Every Tuesday First Chapter, First Paragraph/Intros is hosted by Vicky of I’d Rather Be at the Beach sharing the first paragraph or two of a book she’s reading or plans to read soon.
This week I’m featuring The Tea Planter’s Wife by Dinah Jefferies, one of the library books I wrote about in this post last week.
The woman held a slim white envelope to her lips. She hesitated for a moment longer, pausing to listen to the achingly sweet notes of a distant Sinhalese flute. She considered her resolve, turning it over as she would a pebble in her palm, then sealed the envelope and propped it against a vase of wilting red roses.
Twelve Years Later, Ceylon 1925
With her straw hat in one hand, Gwen leant against the salty railings and glanced down again. She’d been watching the shifting colour of the sea for an hour, tracing the shreds of paper, the curls of orange peel and the leaves drifting by. Now that the water had changed from deepest turquoise to dingy grey, she knew it wouldn’t be long. She leant a little further over the rail to watch a piece of silver fabric float out of sight.
Nineteen-year-old Gwendolyn Hooper steps off a steamer in Ceylon full of optimism, eager to join her new husband. But the man who greets her at the tea plantation is not the same one she fell in love with in London.
Distant and brooding, Laurence spends long days wrapped up in his work, leaving his young bride to explore the plantation alone. It’s a place filled with clues to the past – locked doors, a yellowed wedding dress in a dusty trunk, an overgrown grave hidden in the grounds, far too small for an adult…
Gwen soon falls pregnant and her husband is overjoyed, but she has little time to celebrate. In the delivery room the new mother is faced with a terrible choice, one she knows no one in her upper class set will understand – least of all Laurence. Forced to bury a secret at the heart of her marriage, Gwen is more isolated than ever. When the time comes, how will her husband ever understand what she has done?
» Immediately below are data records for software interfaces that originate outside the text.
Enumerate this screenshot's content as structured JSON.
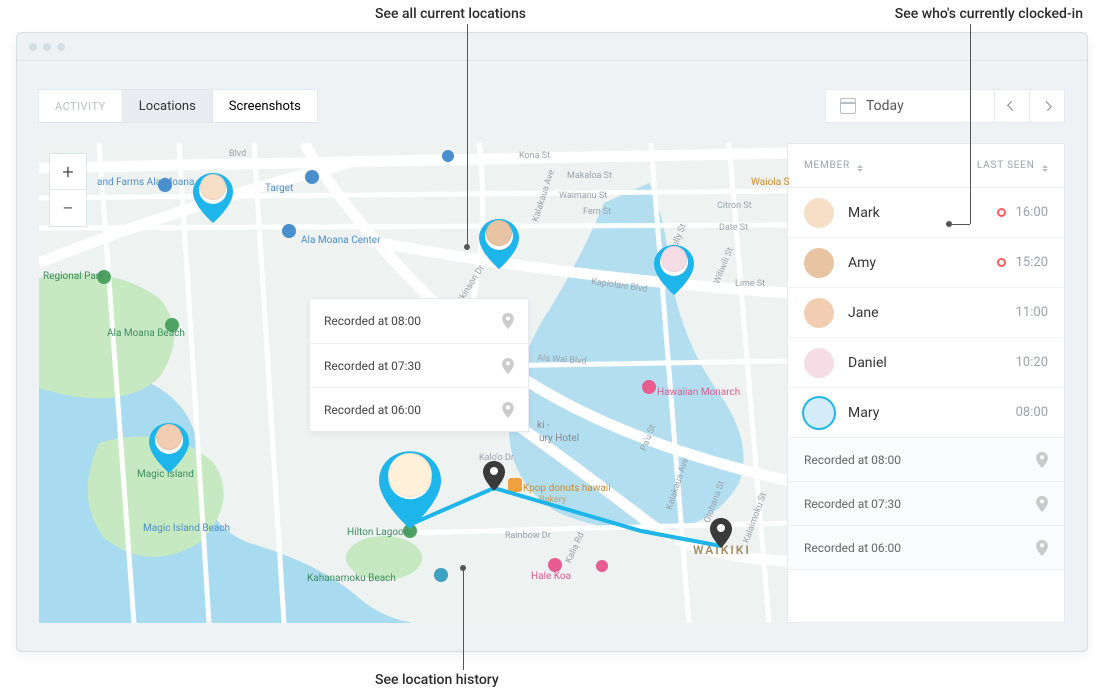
{
  "annotations": {
    "top_center": "See all current locations",
    "top_right": "See who's currently clocked-in",
    "bottom": "See location history"
  },
  "tabs": {
    "activity": "ACTIVITY",
    "locations": "Locations",
    "screenshots": "Screenshots"
  },
  "date": {
    "label": "Today"
  },
  "zoom": {
    "in": "+",
    "out": "−"
  },
  "map_history": [
    {
      "label": "Recorded at 08:00"
    },
    {
      "label": "Recorded at 07:30"
    },
    {
      "label": "Recorded at 06:00"
    }
  ],
  "sidebar": {
    "col_member": "MEMBER",
    "col_lastseen": "LAST SEEN",
    "members": [
      {
        "name": "Mark",
        "time": "16:00",
        "clocked": true,
        "tint": "#f7dec6"
      },
      {
        "name": "Amy",
        "time": "15:20",
        "clocked": true,
        "tint": "#e8c4a3"
      },
      {
        "name": "Jane",
        "time": "11:00",
        "clocked": false,
        "tint": "#f2cdb1"
      },
      {
        "name": "Daniel",
        "time": "10:20",
        "clocked": false,
        "tint": "#f6dce5"
      },
      {
        "name": "Mary",
        "time": "08:00",
        "clocked": false,
        "tint": "#d4ecf7",
        "active": true
      }
    ],
    "history": [
      {
        "label": "Recorded at 08:00"
      },
      {
        "label": "Recorded at 07:30"
      },
      {
        "label": "Recorded at 06:00"
      }
    ]
  },
  "map_labels": {
    "waiola": "Waiola Shave Ice",
    "ala_moana": "Ala Moana Center",
    "target": "Target",
    "farms": "and Farms Ala Moana",
    "regional": "Regional Park",
    "beach": "Ala Moana Beach",
    "magic": "Magic Island",
    "magicbeach": "Magic Island Beach",
    "hilton": "Hilton Lagoon",
    "kahanamoku": "Kahanamoku Beach",
    "hale": "Hale Koa",
    "monarch": "Hawaiian Monarch",
    "kpop": "Kpop donuts hawaii",
    "bakery": "Bakery",
    "hotel": "ury Hotel",
    "waikiki": "WAIKIKI",
    "kapiolani": "Kapiolani Blvd",
    "alawai": "Ala Wai Blvd",
    "rainbow": "Rainbow Dr",
    "kona": "Kona St",
    "makaloa": "Makaloa St",
    "waimanu": "Waimanu St",
    "fern": "Fern St",
    "citron": "Citron St",
    "date": "Date St",
    "lime": "Lime St",
    "atkinson": "Atkinson Dr",
    "kalo": "Kalo'o Dr",
    "kalakaua": "Kalakaua Ave",
    "kalakaua2": "Kalakaua Ave",
    "kalia": "Kalia Rd",
    "pau": "Pa'u St",
    "olohana": "Olohana St",
    "kalaimoku": "Kalaimoku St",
    "wilwili": "Wiliwili St",
    "mccully": "McCully St",
    "blvd": "Blvd",
    "ki": "ki -"
  }
}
I think I’m going to enjoy this book – I really hope I will.
What do you think? Would you keep reading?